It was an evening in which the over-powering spirit of Verdi's greatest opera surged through the huge audience gathered to hear it. All of the major points of this miracle of the composer's old age were well underscored, and many of the minor ones as well.

That this could happen was due to the elemental force with which Jon Vickers dominated the stage as he moved throuhg the grand part. It is hard to think of any singer or actor in any theater today more convincing or more fully the embodiment of so vast a role.

The audience mistakenly applauded Vickers at his entrance, which obliterated his first victorious outburst, "Esultate!" The audience was, however, notably in tune with other wonders of the opera and held its applause at the end of Act One until the last note on the harp had died away.

Vickers is a titan. Every sound he uttered, every gesture conveyed the man's early ardent love, and then the fatal jealousy upon which Iago's corrosive suggestions built the suspicion that eventually brings about Otello's ruin and Desdemona's death. The magnificent Canadian tenor's voice is a glorious instrument, serving his ends, which are totally those of Verdi, in a manner few have commanded. His return in Act One was terrifying, his tenderness toward his wife as lovely at first as his brutality toward her later was merciless.

Not every generation has been fortunate enough to hear such an Otello. With his far more flexible voice, Vickers recalled the grandeur of Martinelli in some of the most affecting moments in the opera.

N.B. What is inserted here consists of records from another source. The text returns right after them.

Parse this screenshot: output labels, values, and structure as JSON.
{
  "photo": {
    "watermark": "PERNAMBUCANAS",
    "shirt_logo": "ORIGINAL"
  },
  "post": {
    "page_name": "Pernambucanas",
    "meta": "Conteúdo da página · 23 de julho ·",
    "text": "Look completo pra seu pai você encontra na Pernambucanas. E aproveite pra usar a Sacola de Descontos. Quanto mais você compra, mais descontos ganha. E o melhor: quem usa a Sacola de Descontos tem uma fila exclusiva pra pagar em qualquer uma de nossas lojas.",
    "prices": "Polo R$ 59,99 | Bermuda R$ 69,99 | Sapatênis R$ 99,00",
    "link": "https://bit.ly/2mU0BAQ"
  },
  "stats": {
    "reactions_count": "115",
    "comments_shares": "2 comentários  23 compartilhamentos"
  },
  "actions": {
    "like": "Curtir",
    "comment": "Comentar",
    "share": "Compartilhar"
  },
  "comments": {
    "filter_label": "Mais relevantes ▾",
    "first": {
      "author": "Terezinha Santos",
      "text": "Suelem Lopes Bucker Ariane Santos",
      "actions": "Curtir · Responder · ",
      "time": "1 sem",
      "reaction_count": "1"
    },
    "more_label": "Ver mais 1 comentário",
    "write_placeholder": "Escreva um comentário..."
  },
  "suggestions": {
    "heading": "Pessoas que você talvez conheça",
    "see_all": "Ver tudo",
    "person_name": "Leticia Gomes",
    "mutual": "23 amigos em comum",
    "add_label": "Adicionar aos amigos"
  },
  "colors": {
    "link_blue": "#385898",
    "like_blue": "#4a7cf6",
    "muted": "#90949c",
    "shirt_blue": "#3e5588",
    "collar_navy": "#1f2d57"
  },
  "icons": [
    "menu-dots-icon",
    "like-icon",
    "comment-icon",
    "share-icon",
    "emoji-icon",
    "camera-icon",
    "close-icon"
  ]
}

James Levine, the Metropolitan's music director, loves Verdi's operas more than any others, an opinion for which he cannot be faulted. In "Otello," he brought the great wrenching surges of power that smash through the first three acts. Both chorus and orchestra, at their peak for Levine, sang and played with beauty and finesse. Though he nearly always found an ideal tempo, Levine tended to rush episodes in the ensemble in Act Three. But he projected the spirit of the work in admirable fashion.

Cornell MacNeil knows Iago thoroughly but there are subtleties, both vocal and dramatic, that he passed over, partly because his voiced is no longer able to provide the power or the finesse for the role. He cannot efface memories of a Tibbett, Warren, or Gobbi, men who were the quintessence of evil onstage.

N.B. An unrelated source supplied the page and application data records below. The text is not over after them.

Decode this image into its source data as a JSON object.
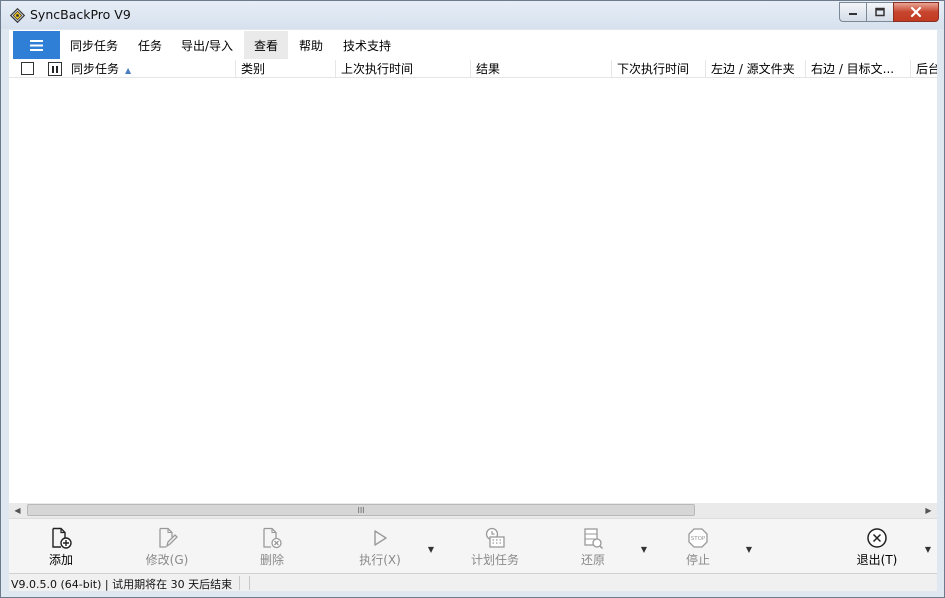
{
  "window": {
    "title": "SyncBackPro V9"
  },
  "menu": {
    "items": [
      "同步任务",
      "任务",
      "导出/导入",
      "查看",
      "帮助",
      "技术支持"
    ],
    "active": "查看"
  },
  "list": {
    "columns": [
      "同步任务",
      "类别",
      "上次执行时间",
      "结果",
      "下次执行时间",
      "左边 / 源文件夹",
      "右边 / 目标文...",
      "后台"
    ],
    "sorted_column": "同步任务",
    "sort_direction": "ascending",
    "rows": []
  },
  "scrollbar": {
    "grip": "III"
  },
  "toolbar": {
    "add": "添加",
    "modify": "修改(G)",
    "delete": "删除",
    "run": "执行(X)",
    "schedule": "计划任务",
    "restore": "还原",
    "stop": "停止",
    "stop_icon_text": "STOP",
    "exit": "退出(T)"
  },
  "status": {
    "text": "V9.0.5.0 (64-bit) | 试用期将在 30 天后结束"
  },
  "colors": {
    "accent": "#2f7fd6",
    "close_button": "#c7452e"
  }
}
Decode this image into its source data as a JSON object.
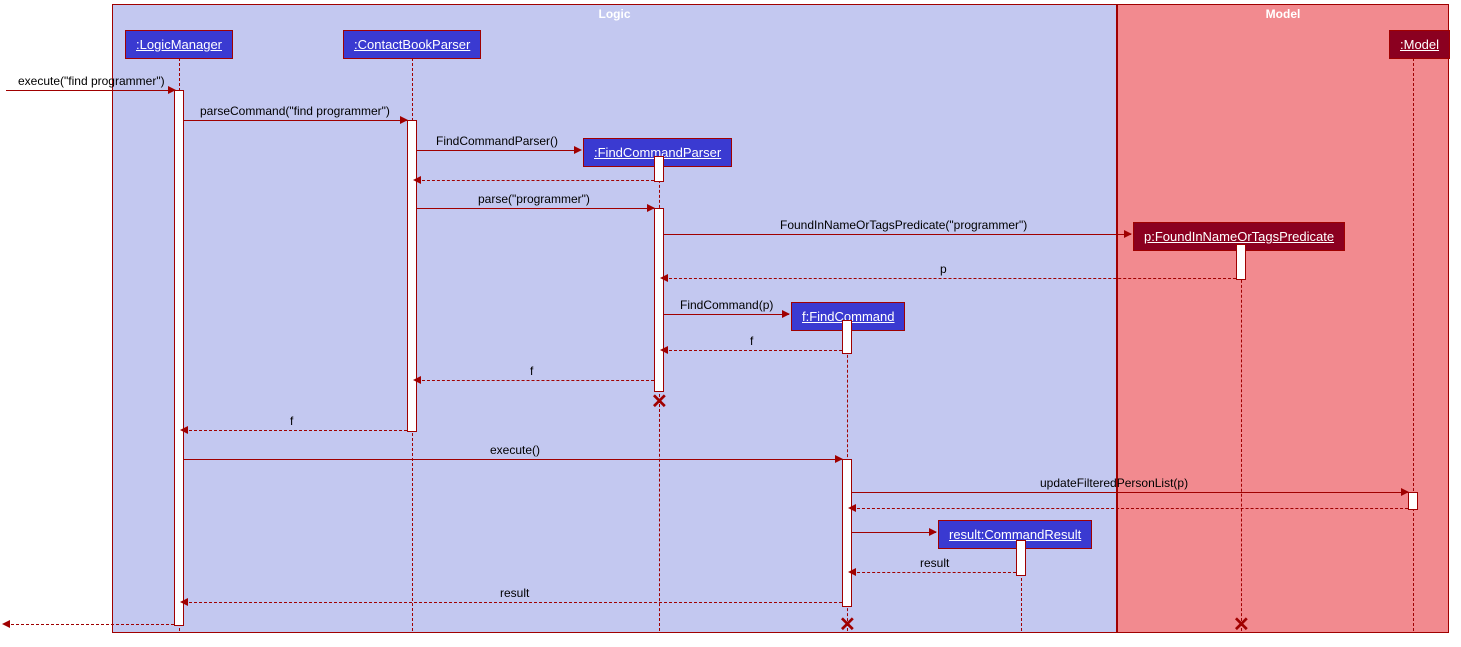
{
  "frames": {
    "logic": "Logic",
    "model": "Model"
  },
  "participants": {
    "logicManager": ":LogicManager",
    "contactBookParser": ":ContactBookParser",
    "findCommandParser": ":FindCommandParser",
    "findCommand": "f:FindCommand",
    "commandResult": "result:CommandResult",
    "predicate": "p:FoundInNameOrTagsPredicate",
    "model": ":Model"
  },
  "messages": {
    "execute_find": "execute(\"find programmer\")",
    "parseCommand": "parseCommand(\"find programmer\")",
    "findCommandParserCtor": "FindCommandParser()",
    "parse_programmer": "parse(\"programmer\")",
    "predicateCtor": "FoundInNameOrTagsPredicate(\"programmer\")",
    "return_p": "p",
    "findCommandCtor": "FindCommand(p)",
    "return_f1": "f",
    "return_f2": "f",
    "return_f3": "f",
    "execute": "execute()",
    "updateFiltered": "updateFilteredPersonList(p)",
    "return_result1": "result",
    "return_result2": "result"
  },
  "chart_data": {
    "type": "sequence_diagram",
    "frames": [
      {
        "name": "Logic",
        "participants": [
          "LogicManager",
          "ContactBookParser",
          "FindCommandParser",
          "f:FindCommand",
          "result:CommandResult"
        ]
      },
      {
        "name": "Model",
        "participants": [
          "p:FoundInNameOrTagsPredicate",
          "Model"
        ]
      }
    ],
    "participants": [
      {
        "id": "LM",
        "label": ":LogicManager",
        "created": "pre",
        "frame": "Logic"
      },
      {
        "id": "CBP",
        "label": ":ContactBookParser",
        "created": "pre",
        "frame": "Logic"
      },
      {
        "id": "FCP",
        "label": ":FindCommandParser",
        "created": "runtime",
        "frame": "Logic"
      },
      {
        "id": "FC",
        "label": "f:FindCommand",
        "created": "runtime",
        "frame": "Logic"
      },
      {
        "id": "CR",
        "label": "result:CommandResult",
        "created": "runtime",
        "frame": "Logic"
      },
      {
        "id": "PRED",
        "label": "p:FoundInNameOrTagsPredicate",
        "created": "runtime",
        "frame": "Model"
      },
      {
        "id": "MDL",
        "label": ":Model",
        "created": "pre",
        "frame": "Model"
      }
    ],
    "messages": [
      {
        "from": "ext",
        "to": "LM",
        "label": "execute(\"find programmer\")",
        "type": "sync"
      },
      {
        "from": "LM",
        "to": "CBP",
        "label": "parseCommand(\"find programmer\")",
        "type": "sync"
      },
      {
        "from": "CBP",
        "to": "FCP",
        "label": "FindCommandParser()",
        "type": "create"
      },
      {
        "from": "FCP",
        "to": "CBP",
        "label": "",
        "type": "return"
      },
      {
        "from": "CBP",
        "to": "FCP",
        "label": "parse(\"programmer\")",
        "type": "sync"
      },
      {
        "from": "FCP",
        "to": "PRED",
        "label": "FoundInNameOrTagsPredicate(\"programmer\")",
        "type": "create"
      },
      {
        "from": "PRED",
        "to": "FCP",
        "label": "p",
        "type": "return"
      },
      {
        "from": "FCP",
        "to": "FC",
        "label": "FindCommand(p)",
        "type": "create"
      },
      {
        "from": "FC",
        "to": "FCP",
        "label": "f",
        "type": "return"
      },
      {
        "from": "FCP",
        "to": "CBP",
        "label": "f",
        "type": "return",
        "note": "FCP destroyed"
      },
      {
        "from": "CBP",
        "to": "LM",
        "label": "f",
        "type": "return"
      },
      {
        "from": "LM",
        "to": "FC",
        "label": "execute()",
        "type": "sync"
      },
      {
        "from": "FC",
        "to": "MDL",
        "label": "updateFilteredPersonList(p)",
        "type": "sync"
      },
      {
        "from": "MDL",
        "to": "FC",
        "label": "",
        "type": "return"
      },
      {
        "from": "FC",
        "to": "CR",
        "label": "",
        "type": "create"
      },
      {
        "from": "CR",
        "to": "FC",
        "label": "result",
        "type": "return"
      },
      {
        "from": "FC",
        "to": "LM",
        "label": "result",
        "type": "return",
        "note": "FC destroyed"
      },
      {
        "from": "LM",
        "to": "ext",
        "label": "",
        "type": "return"
      }
    ],
    "destroyed": [
      "FCP",
      "FC",
      "PRED"
    ]
  }
}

Gilda Cruz-Romo's Desdemona was a disappointment. While she can produce some lovely soft notes, her voice did not move evenly or easily in louder moments, and her singing lacked any touch of real greatness. The more crucial the phrase, the less she delivered.

The smaller roles were uneven. James Morris was a fine, resonant Lodovico and Robert Goodloe a welcome Montano. But Andrea Velis neither looked nor sounded right as Roderigo, Frank Little's voice made Cassio unpleasantly nasal. Jean Kraft, overbusy in the staging of Act Two, was sufficient as Emilia, and Arthur Thompson a notable herald.

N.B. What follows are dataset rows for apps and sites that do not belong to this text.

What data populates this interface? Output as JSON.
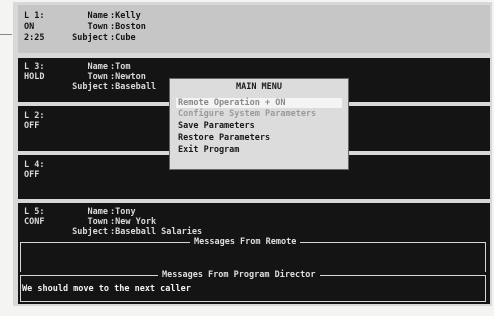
{
  "lines": [
    {
      "id": "L1",
      "label": "L 1:",
      "status": "ON",
      "time": "2:25",
      "fields": [
        {
          "k": "Name",
          "v": ":Kelly"
        },
        {
          "k": "Town",
          "v": ":Boston"
        },
        {
          "k": "Subject",
          "v": ":Cube"
        }
      ]
    },
    {
      "id": "L3",
      "label": "L 3:",
      "status": "HOLD",
      "fields": [
        {
          "k": "Name",
          "v": ":Tom"
        },
        {
          "k": "Town",
          "v": ":Newton"
        },
        {
          "k": "Subject",
          "v": ":Baseball"
        }
      ]
    },
    {
      "id": "L2",
      "label": "L 2:",
      "status": "OFF"
    },
    {
      "id": "L4",
      "label": "L 4:",
      "status": "OFF"
    },
    {
      "id": "L5",
      "label": "L 5:",
      "status": "CONF",
      "fields": [
        {
          "k": "Name",
          "v": ":Tony"
        },
        {
          "k": "Town",
          "v": ":New York"
        },
        {
          "k": "Subject",
          "v": ":Baseball Salaries"
        }
      ]
    }
  ],
  "menu": {
    "title": "MAIN MENU",
    "items": [
      {
        "label": "Remote Operation + ON",
        "state": "selected"
      },
      {
        "label": "Configure System Parameters",
        "state": "disabled"
      },
      {
        "label": "Save Parameters",
        "state": "normal"
      },
      {
        "label": "Restore Parameters",
        "state": "normal"
      },
      {
        "label": "Exit Program",
        "state": "normal"
      }
    ]
  },
  "messages_remote": {
    "title": "Messages From Remote",
    "text": ""
  },
  "messages_director": {
    "title": "Messages From Program Director",
    "text": "We should move to the next caller"
  }
}
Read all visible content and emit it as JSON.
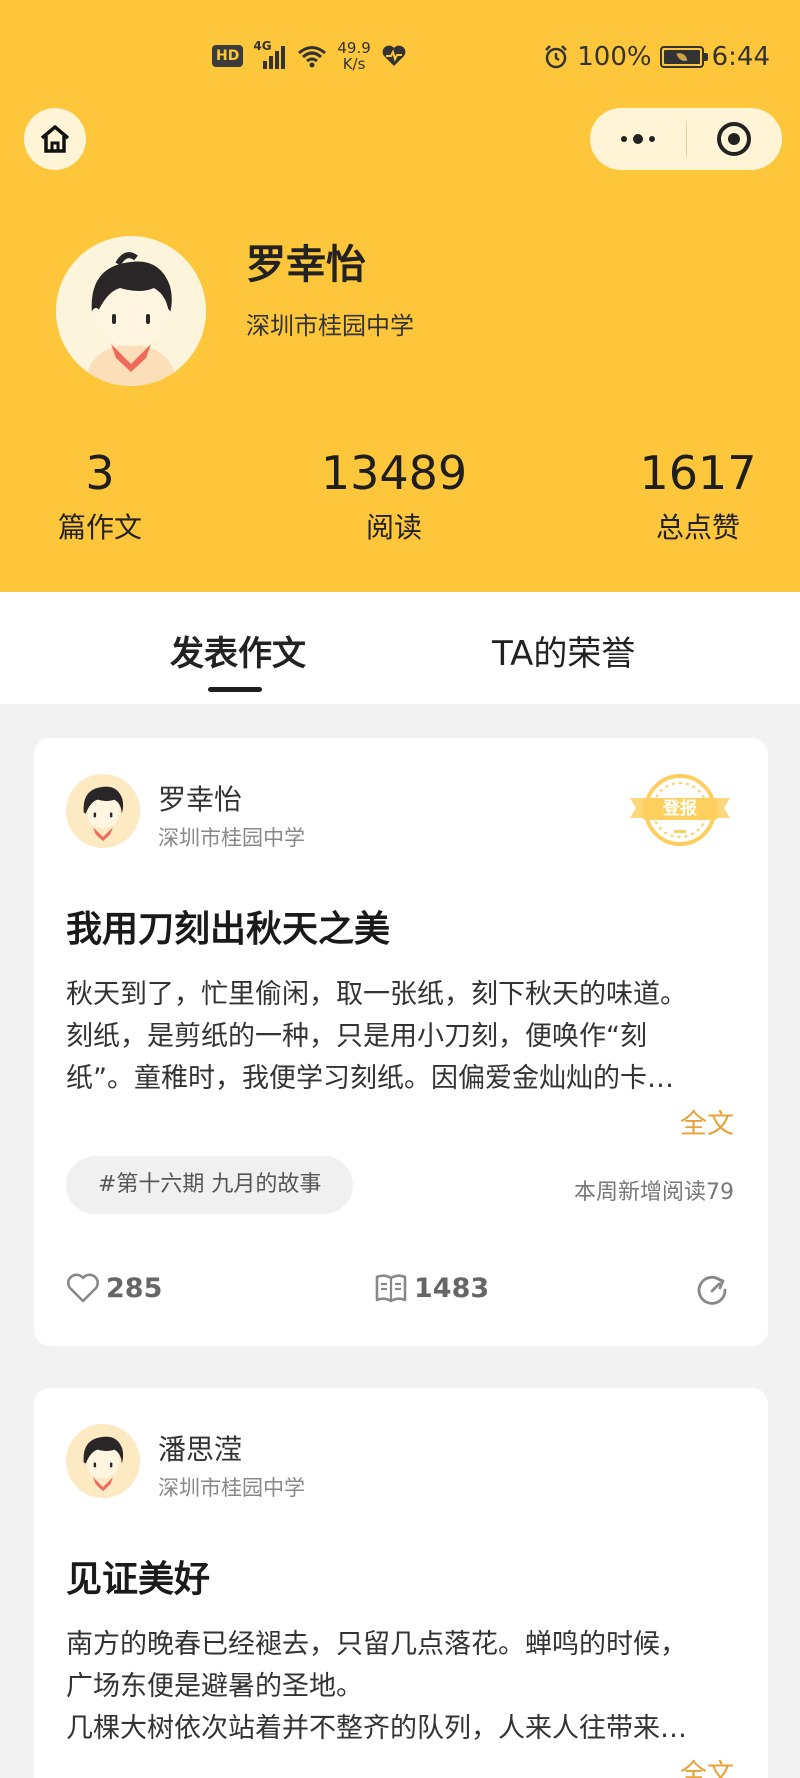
{
  "status_bar": {
    "hd": "HD",
    "network": "4G",
    "speed_value": "49.9",
    "speed_unit": "K/s",
    "battery": "100%",
    "time": "6:44"
  },
  "nav": {
    "home_icon": "home-icon",
    "more_icon": "more-dots-icon",
    "close_icon": "target-icon"
  },
  "profile": {
    "name": "罗幸怡",
    "school": "深圳市桂园中学",
    "stats": [
      {
        "value": "3",
        "label": "篇作文"
      },
      {
        "value": "13489",
        "label": "阅读"
      },
      {
        "value": "1617",
        "label": "总点赞"
      }
    ]
  },
  "tabs": [
    {
      "label": "发表作文",
      "active": true
    },
    {
      "label": "TA的荣誉",
      "active": false
    }
  ],
  "posts": [
    {
      "author": "罗幸怡",
      "school": "深圳市桂园中学",
      "badge": "登报",
      "title": "我用刀刻出秋天之美",
      "lines": [
        "秋天到了，忙里偷闲，取一张纸，刻下秋天的味道。",
        "刻纸，是剪纸的一种，只是用小刀刻，便唤作“刻",
        "纸”。童稚时，我便学习刻纸。因偏爱金灿灿的卡…"
      ],
      "full_text": "全文",
      "tag": "#第十六期 九月的故事",
      "weekly_reads": "本周新增阅读79",
      "likes": "285",
      "reads": "1483"
    },
    {
      "author": "潘思滢",
      "school": "深圳市桂园中学",
      "title": "见证美好",
      "lines": [
        "南方的晚春已经褪去，只留几点落花。蝉鸣的时候，",
        "广场东便是避暑的圣地。",
        "几棵大树依次站着并不整齐的队列，人来人往带来…"
      ],
      "full_text": "全文"
    }
  ],
  "colors": {
    "header_bg": "#fdc63b",
    "accent": "#e8a23a"
  }
}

The sets and direction of Franco Zeffirelli had strong and weak points. Act Two is simply a designer thumbing his nose at Verdi, who, however, knew better. There was no suggestion of a garden, no proper place for Cassio to talk with Desdemona. And where was the children's chorus? At home, as they were on Monday night.

Acts One, Three, and Four, however, looked well enough, thouhg far from ideal. But nothing prevented Verdi, Vickers, and Levine from presenting some of opera's greatest music as it deserves to be heard.